I NEED to write this book soon! Because if I don’t, it’ll never get written!
Also, I promised myself to write it in 3 months. And my deadline is only 11 weeks away! Now, I’m madly typing out 800 words a day.
DON’T walk in on a writer in this stage. Just let them be crazy. Also, make a pot of coffee to help us with those late nights spent writing. Thanks!
Looking for Inspiration
The story is falling flat? Maybe? You just need something? Some spice, some emotional twist, up the stakes, draw the reader back in. (And you need pulled back in, too)
Listen to spotify. Go on lots of walks. Search for character quotes. Draw your characters. Scroll through Pinterest. Watch Lord of the Rings. Read Leigh Bardugo. Reread your plotting notes.
Talk to friends. Read blog posts. Write poetry.
This is a long stage. It’s perfectly acceptable to pop in and out of this writing stage.

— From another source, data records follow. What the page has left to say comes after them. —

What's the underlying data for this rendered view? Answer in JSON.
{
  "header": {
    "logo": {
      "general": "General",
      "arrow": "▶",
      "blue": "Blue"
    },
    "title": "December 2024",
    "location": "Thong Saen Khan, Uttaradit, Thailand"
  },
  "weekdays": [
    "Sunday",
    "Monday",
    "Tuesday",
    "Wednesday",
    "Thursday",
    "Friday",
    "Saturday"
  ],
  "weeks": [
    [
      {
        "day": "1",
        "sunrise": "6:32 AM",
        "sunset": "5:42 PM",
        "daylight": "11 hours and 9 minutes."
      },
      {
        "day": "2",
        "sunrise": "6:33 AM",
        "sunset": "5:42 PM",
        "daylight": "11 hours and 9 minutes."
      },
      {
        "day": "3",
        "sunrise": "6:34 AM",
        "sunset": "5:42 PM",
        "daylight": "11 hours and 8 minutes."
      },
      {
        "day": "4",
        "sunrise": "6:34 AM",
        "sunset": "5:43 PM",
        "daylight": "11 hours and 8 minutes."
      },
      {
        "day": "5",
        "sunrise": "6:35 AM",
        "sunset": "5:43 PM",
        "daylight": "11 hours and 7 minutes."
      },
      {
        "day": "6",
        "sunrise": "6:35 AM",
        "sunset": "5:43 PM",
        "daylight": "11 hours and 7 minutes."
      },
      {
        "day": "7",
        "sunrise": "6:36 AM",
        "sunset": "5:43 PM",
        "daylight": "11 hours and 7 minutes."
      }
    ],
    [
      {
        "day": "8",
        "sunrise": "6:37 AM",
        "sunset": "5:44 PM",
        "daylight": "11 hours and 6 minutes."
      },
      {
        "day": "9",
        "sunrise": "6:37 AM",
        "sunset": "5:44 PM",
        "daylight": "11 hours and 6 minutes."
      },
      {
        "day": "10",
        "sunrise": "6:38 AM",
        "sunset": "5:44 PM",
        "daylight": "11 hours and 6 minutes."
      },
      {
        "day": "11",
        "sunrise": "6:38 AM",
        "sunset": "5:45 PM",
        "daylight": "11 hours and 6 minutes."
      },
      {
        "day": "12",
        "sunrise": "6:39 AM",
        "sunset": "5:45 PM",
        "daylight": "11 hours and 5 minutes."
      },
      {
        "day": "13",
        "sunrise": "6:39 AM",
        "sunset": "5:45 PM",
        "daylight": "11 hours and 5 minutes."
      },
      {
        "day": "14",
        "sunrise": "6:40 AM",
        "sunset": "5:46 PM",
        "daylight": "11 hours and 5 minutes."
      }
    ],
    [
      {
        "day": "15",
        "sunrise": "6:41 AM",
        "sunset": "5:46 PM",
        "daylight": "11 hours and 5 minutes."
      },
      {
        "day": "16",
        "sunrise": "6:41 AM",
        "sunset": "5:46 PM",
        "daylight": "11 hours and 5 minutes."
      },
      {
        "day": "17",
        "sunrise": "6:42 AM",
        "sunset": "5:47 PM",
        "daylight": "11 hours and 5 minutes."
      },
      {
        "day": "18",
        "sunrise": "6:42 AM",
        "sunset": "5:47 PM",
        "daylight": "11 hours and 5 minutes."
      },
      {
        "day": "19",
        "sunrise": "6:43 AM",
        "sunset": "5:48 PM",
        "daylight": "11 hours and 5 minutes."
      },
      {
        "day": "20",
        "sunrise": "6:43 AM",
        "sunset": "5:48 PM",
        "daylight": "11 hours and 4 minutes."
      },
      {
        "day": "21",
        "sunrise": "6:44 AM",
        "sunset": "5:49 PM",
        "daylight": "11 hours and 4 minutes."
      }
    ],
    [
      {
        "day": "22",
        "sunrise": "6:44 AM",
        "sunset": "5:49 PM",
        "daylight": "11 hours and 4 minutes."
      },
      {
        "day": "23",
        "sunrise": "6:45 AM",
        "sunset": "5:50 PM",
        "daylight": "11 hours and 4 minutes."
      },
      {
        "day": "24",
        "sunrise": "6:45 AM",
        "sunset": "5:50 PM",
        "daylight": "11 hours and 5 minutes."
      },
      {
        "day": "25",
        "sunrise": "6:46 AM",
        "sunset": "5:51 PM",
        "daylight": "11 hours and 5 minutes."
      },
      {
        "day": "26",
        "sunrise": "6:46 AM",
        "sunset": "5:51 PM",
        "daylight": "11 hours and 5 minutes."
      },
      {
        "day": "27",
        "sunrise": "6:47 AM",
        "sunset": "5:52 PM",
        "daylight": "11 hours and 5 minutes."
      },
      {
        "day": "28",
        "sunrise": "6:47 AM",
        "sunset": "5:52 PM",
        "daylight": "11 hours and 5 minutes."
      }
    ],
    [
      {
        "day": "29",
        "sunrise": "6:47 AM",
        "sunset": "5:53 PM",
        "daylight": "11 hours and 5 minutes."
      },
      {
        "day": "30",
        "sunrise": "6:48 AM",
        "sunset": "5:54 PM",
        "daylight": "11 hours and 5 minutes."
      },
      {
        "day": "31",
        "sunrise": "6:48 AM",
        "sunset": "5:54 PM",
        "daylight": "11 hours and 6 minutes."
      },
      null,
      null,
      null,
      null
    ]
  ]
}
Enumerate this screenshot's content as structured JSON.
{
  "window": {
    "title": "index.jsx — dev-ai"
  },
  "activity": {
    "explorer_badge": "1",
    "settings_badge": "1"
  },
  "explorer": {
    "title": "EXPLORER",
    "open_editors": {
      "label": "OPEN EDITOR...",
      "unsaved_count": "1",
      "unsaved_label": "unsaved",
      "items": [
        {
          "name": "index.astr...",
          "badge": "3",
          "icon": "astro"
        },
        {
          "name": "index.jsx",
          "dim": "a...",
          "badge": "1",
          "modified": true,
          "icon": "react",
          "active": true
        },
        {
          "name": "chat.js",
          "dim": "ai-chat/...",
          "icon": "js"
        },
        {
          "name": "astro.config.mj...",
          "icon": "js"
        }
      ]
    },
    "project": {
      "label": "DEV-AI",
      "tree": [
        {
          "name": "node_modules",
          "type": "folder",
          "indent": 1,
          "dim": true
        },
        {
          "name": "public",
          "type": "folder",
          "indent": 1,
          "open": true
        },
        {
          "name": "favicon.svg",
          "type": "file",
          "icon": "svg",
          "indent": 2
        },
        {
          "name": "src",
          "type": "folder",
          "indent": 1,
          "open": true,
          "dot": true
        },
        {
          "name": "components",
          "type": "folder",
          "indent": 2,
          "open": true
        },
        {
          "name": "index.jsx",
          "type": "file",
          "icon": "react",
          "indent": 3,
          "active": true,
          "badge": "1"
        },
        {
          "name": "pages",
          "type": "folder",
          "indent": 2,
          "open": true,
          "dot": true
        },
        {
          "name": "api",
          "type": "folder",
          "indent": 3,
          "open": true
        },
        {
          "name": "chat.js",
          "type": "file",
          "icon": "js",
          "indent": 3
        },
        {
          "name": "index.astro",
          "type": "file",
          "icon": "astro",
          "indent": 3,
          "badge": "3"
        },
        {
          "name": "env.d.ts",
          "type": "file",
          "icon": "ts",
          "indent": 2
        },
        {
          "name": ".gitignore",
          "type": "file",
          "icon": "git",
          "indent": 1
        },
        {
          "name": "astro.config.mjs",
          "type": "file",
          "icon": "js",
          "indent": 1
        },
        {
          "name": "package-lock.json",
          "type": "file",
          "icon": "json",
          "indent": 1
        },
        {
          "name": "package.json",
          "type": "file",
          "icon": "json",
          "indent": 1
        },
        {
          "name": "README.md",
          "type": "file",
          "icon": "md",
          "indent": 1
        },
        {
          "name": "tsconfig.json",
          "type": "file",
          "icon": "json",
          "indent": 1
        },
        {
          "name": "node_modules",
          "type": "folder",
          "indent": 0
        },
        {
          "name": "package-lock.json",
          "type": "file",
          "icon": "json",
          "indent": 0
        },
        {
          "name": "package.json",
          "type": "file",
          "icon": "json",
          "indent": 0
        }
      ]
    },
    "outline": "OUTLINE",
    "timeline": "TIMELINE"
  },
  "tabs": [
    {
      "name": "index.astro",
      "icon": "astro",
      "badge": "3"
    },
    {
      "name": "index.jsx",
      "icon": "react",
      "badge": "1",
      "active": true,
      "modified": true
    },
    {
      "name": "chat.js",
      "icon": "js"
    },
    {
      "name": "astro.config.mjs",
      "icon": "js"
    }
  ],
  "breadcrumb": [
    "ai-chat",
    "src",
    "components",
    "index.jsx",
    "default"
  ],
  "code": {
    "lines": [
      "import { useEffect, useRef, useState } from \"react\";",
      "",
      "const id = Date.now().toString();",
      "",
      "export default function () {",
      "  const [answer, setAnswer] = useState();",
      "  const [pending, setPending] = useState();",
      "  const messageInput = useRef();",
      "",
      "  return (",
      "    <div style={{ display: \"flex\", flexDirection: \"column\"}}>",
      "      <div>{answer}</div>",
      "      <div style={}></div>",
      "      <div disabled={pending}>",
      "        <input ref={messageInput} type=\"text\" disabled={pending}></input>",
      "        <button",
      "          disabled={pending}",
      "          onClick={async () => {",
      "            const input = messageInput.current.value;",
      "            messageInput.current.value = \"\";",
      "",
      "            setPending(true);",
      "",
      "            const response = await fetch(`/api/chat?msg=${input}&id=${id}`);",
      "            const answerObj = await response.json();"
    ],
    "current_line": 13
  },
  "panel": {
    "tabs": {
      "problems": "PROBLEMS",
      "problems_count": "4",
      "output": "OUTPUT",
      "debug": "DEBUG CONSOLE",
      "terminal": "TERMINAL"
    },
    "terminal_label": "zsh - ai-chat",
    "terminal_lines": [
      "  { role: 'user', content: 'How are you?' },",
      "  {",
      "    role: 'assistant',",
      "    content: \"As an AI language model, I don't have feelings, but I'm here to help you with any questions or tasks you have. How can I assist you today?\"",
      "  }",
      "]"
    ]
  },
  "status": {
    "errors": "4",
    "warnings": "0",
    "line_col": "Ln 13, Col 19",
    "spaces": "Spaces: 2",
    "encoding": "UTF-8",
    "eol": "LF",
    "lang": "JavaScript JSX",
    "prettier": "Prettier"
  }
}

In fact, this stage can happen multiple times. It’s more than mulling, more than zoning out. More like intentional searching.
Though once your neighborhood writer has found that spark, just step back. Let them madly type out words. (But do bring them chai tea. Because writers always need chai)
This is the sheer determination phase. It can happen at any moment in the writing process.
You’ve found inspiration. The characters are all in your heart. Plot maps done.
Now all you need to do is write. And drink chai.
Just Keep writing. Fingers will ache. Eyes will burn. Your friend might miss the super bowl party. KEEP WRITING. Who watches the super bowl, anyway*
While writers might jump through all these phases, it’s so important to get back here. Keep writing.
Good things come to those who write.
So help your writers write. Make lots of coffee and chai. Don’t chat while they’re sitting at their computer. Cheer them on silently. And someday, they might let you read their book.
*does anyone else not care abut American football???
Is this semi-helpful? Maybe? Maybe not? If you’re not sure what stage your writer friend is in, just bring them a cup of hot chai. Always helpful. You’re welcome.
Also, I kept switching back and forth between third and first person with this blog post. I can blame that on a variety of things.
A) It was too complicated to stay in one perspective. The words were fighting with me, ok?
B) I couldn’t decide if this post was for writers or just friends of writers. Aren’t we all writers?
C) My trip to Barcelona was confirmed today and my brain is a bit haywire. Because I’m going to Europe in 4 months!!!!
Do you have a writing schedule? How many book ideas do you have? What inspires you to write?
Would you rather have chai or coffee?
Are you friends with a writer? Any words of wisdom for helping them out while they’re writing?